Plaintiff's Motion for Interpleader
moves for interpleader pursuant to Federal Rule of Civil
Procedure 22, asking the Court to allow her “to
interplead any and all sums that are due to the Defendant
Liberty Mutual Insurance Company, which it is allowed under
the law as a workers['] compensation lien
holder.” ECF No. 16-1 at 1. Plaintiff also seeks an
order “restraining the Defendants from seeking a
determination as to their lien amount and disbursement of
same from the North Carolina Industrial Commission during the
pendency of this action.” Id.
Federal Rule of Civil Procedure 22, “[p]ersons with
claims that may expose a plaintiff to double or multiple
liability may be joined as defendants and required to
interplead.” Fed.R.Civ.P. 22(a)(1). “Interpleader
is a procedural device that allows a disinterested
stakeholder to bring a single action joining two or more
adverse claimants to a single fund.” Sec. Ins. Co.
of Hartford v. Arcade Textiles, Inc., 40 F. App'x
767, 769 (4th Cir. 2002). “ Interpleader is an
equitable remedy designed to protect the stakeholder from
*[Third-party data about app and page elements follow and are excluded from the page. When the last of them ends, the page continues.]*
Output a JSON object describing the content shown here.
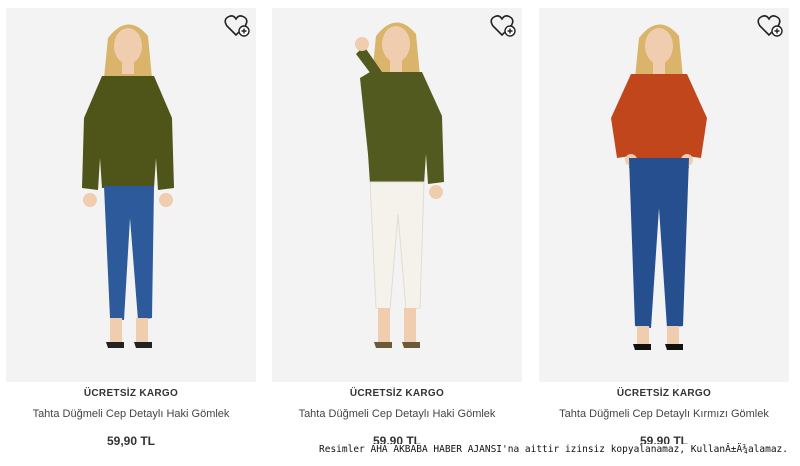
{
  "products": [
    {
      "badge": "ÜCRETSİZ KARGO",
      "name": "Tahta Düğmeli Cep Detaylı Haki Gömlek",
      "price": "59,90 TL",
      "shirt_color": "#4f5419",
      "pants_color": "#2d5a9a",
      "pose": "hands-down"
    },
    {
      "badge": "ÜCRETSİZ KARGO",
      "name": "Tahta Düğmeli Cep Detaylı Haki Gömlek",
      "price": "59,90 TL",
      "shirt_color": "#535a1f",
      "pants_color": "#f4f2ea",
      "pose": "hand-up"
    },
    {
      "badge": "ÜCRETSİZ KARGO",
      "name": "Tahta Düğmeli Cep Detaylı Kırmızı Gömlek",
      "price": "59,90 TL",
      "shirt_color": "#c2461c",
      "pants_color": "#264f8f",
      "pose": "hands-in-pockets"
    }
  ],
  "watermark": "Resimler AHA AKBABA HABER AJANSI'na aittir izinsiz kopyalanamaz, KullanÂ±Ä¾alamaz."
}
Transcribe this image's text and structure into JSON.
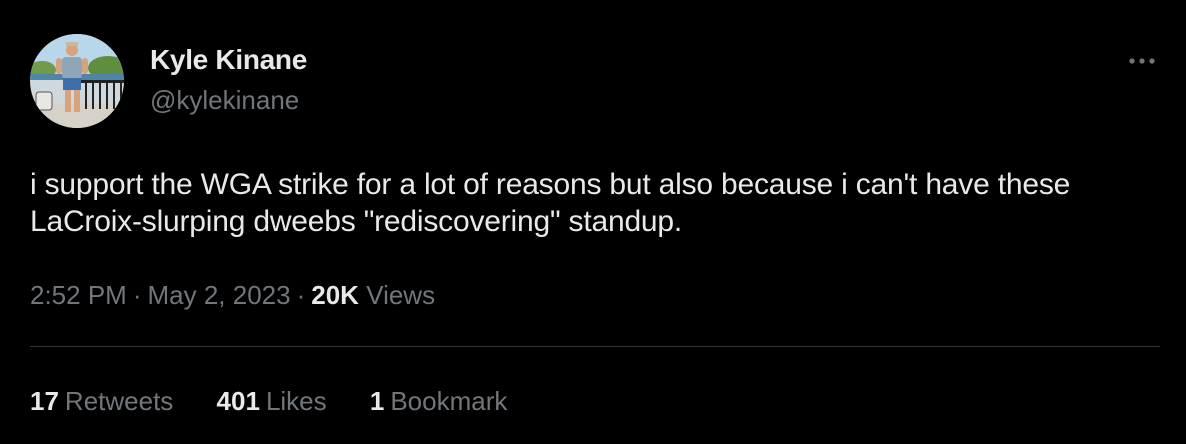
{
  "author": {
    "display_name": "Kyle Kinane",
    "handle": "@kylekinane"
  },
  "more_icon": "more-horizontal-icon",
  "tweet": {
    "text": "i support the WGA strike for a lot of reasons but also because i can't have these LaCroix-slurping dweebs \"rediscovering\" standup."
  },
  "meta": {
    "time": "2:52 PM",
    "separator": "·",
    "date": "May 2, 2023",
    "views_count": "20K",
    "views_label": "Views"
  },
  "stats": {
    "retweets_count": "17",
    "retweets_label": "Retweets",
    "likes_count": "401",
    "likes_label": "Likes",
    "bookmarks_count": "1",
    "bookmarks_label": "Bookmark"
  },
  "colors": {
    "background": "#000000",
    "primary_text": "#e7e9ea",
    "secondary_text": "#71767b",
    "divider": "#2f3336"
  }
}
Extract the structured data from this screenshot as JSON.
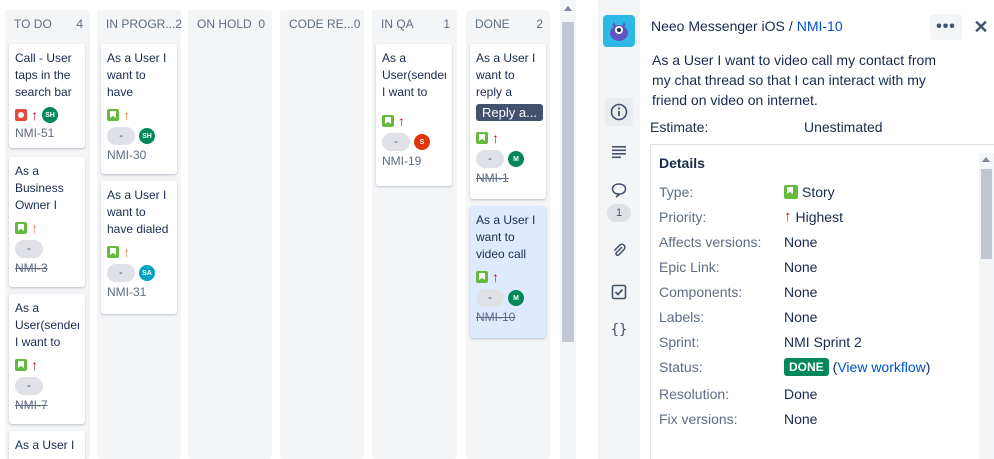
{
  "board": {
    "columns": [
      {
        "name": "TO DO",
        "count": "4",
        "cards": [
          {
            "summary": "Call - User taps in the search bar",
            "type": "bug",
            "priority": "highest",
            "assignee": "SH",
            "assignee_color": "#00875a",
            "key": "NMI-51",
            "done": false,
            "pill": ""
          },
          {
            "summary": "As a Business Owner I",
            "type": "story",
            "priority": "medium",
            "assignee": "",
            "assignee_color": "",
            "key": "NMI-3",
            "done": true,
            "pill": "-"
          },
          {
            "summary": "As a User(sender) I want to",
            "type": "story",
            "priority": "highest",
            "assignee": "",
            "assignee_color": "",
            "key": "NMI-7",
            "done": true,
            "pill": "-"
          },
          {
            "summary": "As a User I"
          }
        ]
      },
      {
        "name": "IN PROGR...",
        "count": "2",
        "cards": [
          {
            "summary": "As a User I want to have missed",
            "type": "story",
            "priority": "medium",
            "assignee": "SH",
            "assignee_color": "#00875a",
            "key": "NMI-30",
            "done": false,
            "pill": "-"
          },
          {
            "summary": "As a User I want to have dialed",
            "type": "story",
            "priority": "medium",
            "assignee": "SA",
            "assignee_color": "#00a3bf",
            "key": "NMI-31",
            "done": false,
            "pill": "-"
          }
        ]
      },
      {
        "name": "ON HOLD",
        "count": "0"
      },
      {
        "name": "CODE RE...",
        "count": "0"
      },
      {
        "name": "IN QA",
        "count": "1",
        "cards": [
          {
            "summary": "As a User(sender) I want to",
            "type": "story",
            "priority": "highest",
            "assignee": "S",
            "assignee_color": "#de350b",
            "key": "NMI-19",
            "done": false,
            "pill": "-"
          }
        ]
      },
      {
        "name": "DONE",
        "count": "2",
        "cards": [
          {
            "summary": "As a User I want to reply a",
            "epic": "Reply a...",
            "type": "story",
            "priority": "highest",
            "assignee": "M",
            "assignee_color": "#00875a",
            "key": "NMI-1",
            "done": true,
            "pill": "-"
          },
          {
            "summary": "As a User I want to video call",
            "type": "story",
            "priority": "highest",
            "assignee": "M",
            "assignee_color": "#00875a",
            "key": "NMI-10",
            "done": true,
            "pill": "-"
          }
        ]
      }
    ]
  },
  "detail": {
    "project": "Neeo Messenger iOS",
    "separator": "/",
    "issue_key": "NMI-10",
    "more": "•••",
    "close": "✕",
    "summary": "As a User I want to video call my contact from my chat thread so that I can interact with my friend on video on internet.",
    "estimate_label": "Estimate:",
    "estimate_value": "Unestimated",
    "comment_count": "1",
    "details_title": "Details",
    "fields": {
      "type_label": "Type:",
      "type_value": "Story",
      "priority_label": "Priority:",
      "priority_value": "Highest",
      "affects_label": "Affects versions:",
      "affects_value": "None",
      "epic_label": "Epic Link:",
      "epic_value": "None",
      "components_label": "Components:",
      "components_value": "None",
      "labels_label": "Labels:",
      "labels_value": "None",
      "sprint_label": "Sprint:",
      "sprint_value": "NMI Sprint 2",
      "status_label": "Status:",
      "status_value": "DONE",
      "workflow_link": "View workflow",
      "resolution_label": "Resolution:",
      "resolution_value": "Done",
      "fix_label": "Fix versions:",
      "fix_value": "None"
    }
  }
}
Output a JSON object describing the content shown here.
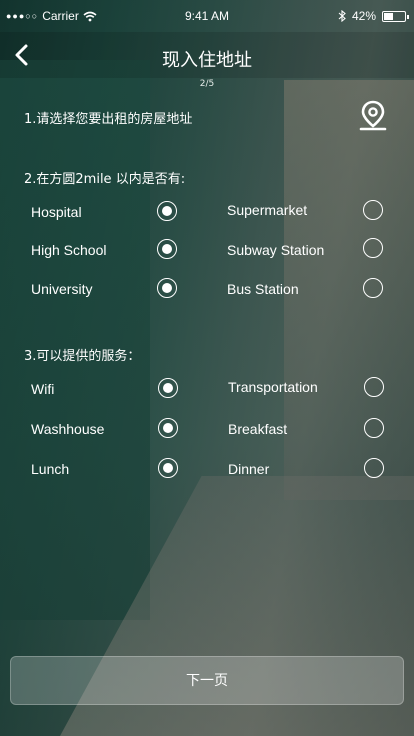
{
  "status_bar": {
    "carrier": "Carrier",
    "time": "9:41 AM",
    "battery_pct": "42%",
    "battery_level": 0.42
  },
  "nav": {
    "title": "现入住地址",
    "page_indicator": "2/5"
  },
  "section1": {
    "title": "1.请选择您要出租的房屋地址"
  },
  "section2": {
    "title": "2.在方圆2mile 以内是否有:",
    "options": [
      {
        "label": "Hospital",
        "checked": true
      },
      {
        "label": "Supermarket",
        "checked": false
      },
      {
        "label": "High School",
        "checked": true
      },
      {
        "label": "Subway Station",
        "checked": false
      },
      {
        "label": "University",
        "checked": true
      },
      {
        "label": "Bus Station",
        "checked": false
      }
    ]
  },
  "section3": {
    "title": "3.可以提供的服务：",
    "options": [
      {
        "label": "Wifi",
        "checked": true
      },
      {
        "label": "Transportation",
        "checked": false
      },
      {
        "label": "Washhouse",
        "checked": true
      },
      {
        "label": "Breakfast",
        "checked": false
      },
      {
        "label": "Lunch",
        "checked": true
      },
      {
        "label": "Dinner",
        "checked": false
      }
    ]
  },
  "next_button": {
    "label": "下一页"
  }
}
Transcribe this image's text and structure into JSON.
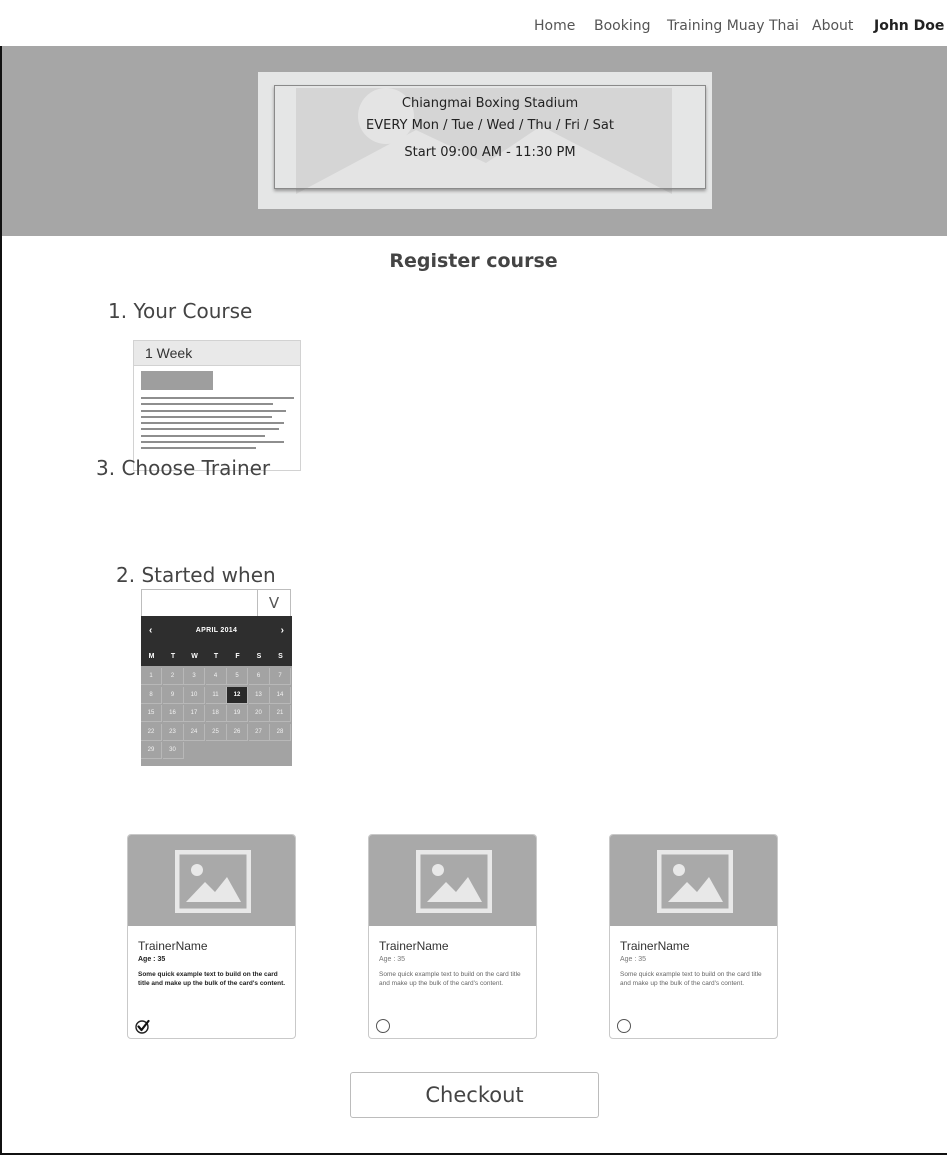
{
  "nav": {
    "items": [
      {
        "label": "Home"
      },
      {
        "label": "Booking"
      },
      {
        "label": "Training Muay Thai"
      },
      {
        "label": "About"
      }
    ],
    "user": "John Doe"
  },
  "hero": {
    "line1": "Chiangmai Boxing Stadium",
    "line2": "EVERY Mon / Tue / Wed / Thu / Fri / Sat",
    "line3": "Start 09:00 AM  -  11:30 PM"
  },
  "page_title": "Register course",
  "steps": {
    "course": "1. Your  Course",
    "date": "2. Started when",
    "trainer": "3. Choose Trainer"
  },
  "course_card": {
    "title": "1 Week"
  },
  "datepicker": {
    "value": "",
    "toggle": "V",
    "month": "APRIL 2014",
    "prev": "‹",
    "next": "›",
    "weekdays": [
      "M",
      "T",
      "W",
      "T",
      "F",
      "S",
      "S"
    ],
    "days": [
      "1",
      "2",
      "3",
      "4",
      "5",
      "6",
      "7",
      "8",
      "9",
      "10",
      "11",
      "12",
      "13",
      "14",
      "15",
      "16",
      "17",
      "18",
      "19",
      "20",
      "21",
      "22",
      "23",
      "24",
      "25",
      "26",
      "27",
      "28",
      "29",
      "30"
    ],
    "selected_day": "12"
  },
  "trainers": [
    {
      "name": "TrainerName",
      "age": "Age : 35",
      "desc": "Some quick example text to build on the card title and make up the bulk of the card's content.",
      "selected": true
    },
    {
      "name": "TrainerName",
      "age": "Age : 35",
      "desc": "Some quick example text to build on the card title and make up the bulk of the card's content.",
      "selected": false
    },
    {
      "name": "TrainerName",
      "age": "Age : 35",
      "desc": "Some quick example text to build on the card title and make up the bulk of the card's content.",
      "selected": false
    }
  ],
  "checkout_label": "Checkout",
  "colors": {
    "hero_bg": "#a6a6a6",
    "calendar_header": "#2e2e2e",
    "calendar_body": "#a3a3a3",
    "placeholder_image": "#a9a9a9"
  }
}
multiple, inconsistent judgments and to relieve it of the
obligation of determining which claimant is entitled to the
fund.” Id. “An interpleader action
involves two stages. During the first stage, it must be
determined whether the stakeholder has properly invoked
interpleader.” Metro. Life Ins. Co. v. Vines,
No. CIV. WDQ-10-2809, 2011 WL 2133340, at *2 (D. Md. May 25,
2011). “The propriety of interpleader depends on
whether the stakeholder ‘legitimately fears'
multiple litigation over a single fund.” Id.
“The Court considers whether: (1) it has jurisdiction
over the suit; (2) a single fund is at issue; (3) there are
adverse claimants to the fund; (4) the stakeholder is
actually threatened with multiple liability; and (5)
equitable concerns prevent the use of interpleader.”
Id. (emphasis added). “If interpleader is
proper, the Court may direct the funds plus interest to be
deposited with the Clerk, dismiss the stakeholder with